- Elon Musk's U-turn on buying Twitter could not have come at a worse time for the banks funding a large portion of the $44 billion deal and they could be facing significant losses.
- While Musk will provide much of $44 billion by selling down his stake in electric vehicle maker Tesla and by leaning on equity financing from large investors, major banks have committed to provide $12.5 billion.
Elon Musk's U-turn on buying Twitter could not have come at a worse time for the banks funding a large portion of the $44 billion deal and they could be facing significant losses.
As in any large acquisition, banks would look to sell the debt to get it off their books. But investors have lost their appetite for riskier debt such as leveraged loans, spooked by rapid interest rate hikes around the world, fears of recession and market volatility driven by Russia's invasion of Ukraine.
While Musk will provide much of $44 billion by selling down his stake in electric vehicle maker Tesla and by leaning on equity financing from large investors, major banks have committed to provide $12.5 billion.
They include Morgan Stanley, Bank of America and Barclays.
Mitsubishi UFJ Financial Group, BNP Paribas, Mizuho Financial Group and Societe Generale are also part of the syndicate.

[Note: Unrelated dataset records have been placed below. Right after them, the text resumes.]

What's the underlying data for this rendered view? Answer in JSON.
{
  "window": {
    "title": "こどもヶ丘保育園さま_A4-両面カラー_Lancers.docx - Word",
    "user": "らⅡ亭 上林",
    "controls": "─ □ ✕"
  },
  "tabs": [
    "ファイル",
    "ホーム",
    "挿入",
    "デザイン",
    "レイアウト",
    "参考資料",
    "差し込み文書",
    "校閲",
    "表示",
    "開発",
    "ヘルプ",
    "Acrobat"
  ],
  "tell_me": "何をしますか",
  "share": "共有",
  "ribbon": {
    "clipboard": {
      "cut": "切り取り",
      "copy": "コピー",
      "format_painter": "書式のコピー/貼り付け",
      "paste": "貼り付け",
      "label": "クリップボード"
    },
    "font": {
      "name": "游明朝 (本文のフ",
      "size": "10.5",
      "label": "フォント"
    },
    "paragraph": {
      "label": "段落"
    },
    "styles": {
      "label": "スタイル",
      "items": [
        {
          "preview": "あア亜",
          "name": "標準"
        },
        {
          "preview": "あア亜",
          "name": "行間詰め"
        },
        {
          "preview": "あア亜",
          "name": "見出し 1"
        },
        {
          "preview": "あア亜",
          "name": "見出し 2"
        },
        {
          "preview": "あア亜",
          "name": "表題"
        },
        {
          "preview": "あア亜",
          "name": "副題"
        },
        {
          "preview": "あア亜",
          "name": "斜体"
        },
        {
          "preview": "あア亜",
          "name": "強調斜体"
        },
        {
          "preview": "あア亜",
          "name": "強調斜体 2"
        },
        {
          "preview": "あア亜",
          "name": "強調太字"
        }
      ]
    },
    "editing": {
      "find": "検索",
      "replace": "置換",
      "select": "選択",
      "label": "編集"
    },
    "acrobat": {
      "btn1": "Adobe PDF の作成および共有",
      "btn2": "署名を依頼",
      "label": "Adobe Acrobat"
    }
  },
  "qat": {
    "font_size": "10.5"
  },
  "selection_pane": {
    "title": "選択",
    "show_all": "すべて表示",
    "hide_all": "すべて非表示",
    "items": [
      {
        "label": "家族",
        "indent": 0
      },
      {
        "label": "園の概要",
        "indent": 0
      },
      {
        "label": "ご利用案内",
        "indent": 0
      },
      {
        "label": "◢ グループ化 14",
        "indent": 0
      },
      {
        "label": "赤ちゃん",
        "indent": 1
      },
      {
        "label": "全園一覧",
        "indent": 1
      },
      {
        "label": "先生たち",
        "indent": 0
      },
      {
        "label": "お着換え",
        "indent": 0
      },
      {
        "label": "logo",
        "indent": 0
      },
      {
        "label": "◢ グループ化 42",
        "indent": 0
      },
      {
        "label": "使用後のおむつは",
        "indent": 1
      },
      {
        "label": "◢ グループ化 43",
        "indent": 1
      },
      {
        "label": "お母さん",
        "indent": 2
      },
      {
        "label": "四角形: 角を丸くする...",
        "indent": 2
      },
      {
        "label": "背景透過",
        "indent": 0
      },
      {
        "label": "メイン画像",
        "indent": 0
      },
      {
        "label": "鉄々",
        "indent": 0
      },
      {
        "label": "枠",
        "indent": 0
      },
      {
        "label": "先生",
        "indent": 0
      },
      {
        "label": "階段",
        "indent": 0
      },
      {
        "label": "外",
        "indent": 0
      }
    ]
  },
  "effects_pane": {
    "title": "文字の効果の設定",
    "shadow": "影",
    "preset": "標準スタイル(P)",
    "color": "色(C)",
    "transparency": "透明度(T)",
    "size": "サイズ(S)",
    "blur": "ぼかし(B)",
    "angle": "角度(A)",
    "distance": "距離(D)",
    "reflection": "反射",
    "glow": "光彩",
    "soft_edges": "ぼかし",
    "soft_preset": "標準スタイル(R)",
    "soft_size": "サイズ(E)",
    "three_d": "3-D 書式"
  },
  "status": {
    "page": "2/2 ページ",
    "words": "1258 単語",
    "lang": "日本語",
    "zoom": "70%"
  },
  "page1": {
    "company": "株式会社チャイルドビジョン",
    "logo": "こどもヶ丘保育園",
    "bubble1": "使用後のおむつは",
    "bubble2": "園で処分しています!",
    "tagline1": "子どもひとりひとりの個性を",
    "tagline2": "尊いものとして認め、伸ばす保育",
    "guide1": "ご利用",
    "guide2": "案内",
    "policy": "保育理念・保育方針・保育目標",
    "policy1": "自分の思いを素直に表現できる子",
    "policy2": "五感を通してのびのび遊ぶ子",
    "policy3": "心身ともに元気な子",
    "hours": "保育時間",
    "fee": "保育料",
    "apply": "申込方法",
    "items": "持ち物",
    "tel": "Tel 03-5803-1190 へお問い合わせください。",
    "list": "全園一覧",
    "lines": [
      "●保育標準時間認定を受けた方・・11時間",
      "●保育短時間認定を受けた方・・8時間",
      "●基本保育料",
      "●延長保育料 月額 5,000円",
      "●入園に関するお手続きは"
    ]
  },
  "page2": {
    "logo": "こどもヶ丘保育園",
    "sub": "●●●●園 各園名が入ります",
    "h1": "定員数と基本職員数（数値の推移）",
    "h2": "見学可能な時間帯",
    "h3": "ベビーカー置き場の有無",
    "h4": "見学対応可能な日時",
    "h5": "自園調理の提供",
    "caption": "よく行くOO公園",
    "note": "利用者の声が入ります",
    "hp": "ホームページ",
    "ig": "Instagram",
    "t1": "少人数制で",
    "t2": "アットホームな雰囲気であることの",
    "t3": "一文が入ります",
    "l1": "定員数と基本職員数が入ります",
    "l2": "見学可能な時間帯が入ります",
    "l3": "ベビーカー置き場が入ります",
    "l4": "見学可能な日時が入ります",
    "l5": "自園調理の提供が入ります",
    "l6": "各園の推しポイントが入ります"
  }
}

Noting other recent high-profile losses for banks in leveraged financing, more than 10 bankers and industry analysts told Reuters the outlook was poor for the banks trying to sell the debt.
"From the banks' perspective, this is less than ideal," said Wedbush Securities analyst Dan Ives. "The banks have their backs to the wall - they have no choice but to finance the deal."
Leveraged financing sources have also previously told Reuters that potential losses for Wall Street banks involved in the Twitter debt in such a market could run to hundreds of millions of dollars.
Societe Generale did not respond to a request for comment while the other banks declined to comment. Twitter also declined to comment. Musk did not immediately respond to a request for comment.
Just last week, a group of lenders had to cancel efforts to sell $3.9 billion of debt that financed Apollo Global Management's deal to buy telecom and broadband assets from Lumen Technologies.
That came on the heels of a group of banks having to take a $700 million loss on the sale of about $4.55 billion in debt backing the leveraged buyout of business software company Citrix Systems.
"The banks are on the hook for Twitter — they took a big loss on the Citrix deal a few weeks ago and they're facing an even bigger headache with this deal," said Chris Pultz, portfolio manager for merger arbitrage at Kellner Capital.
Banks have been forced to pull back from leveraged financing in the wake of Citrix and other deals weighing on their balance sheet and that is unlikely to change anytime soon.
The second quarter also saw U.S. banks start to take a hit on their leveraged loans' exposure as the outlook for dealmaking turned sour. Banks will begin reporting third-quarter earnings next week.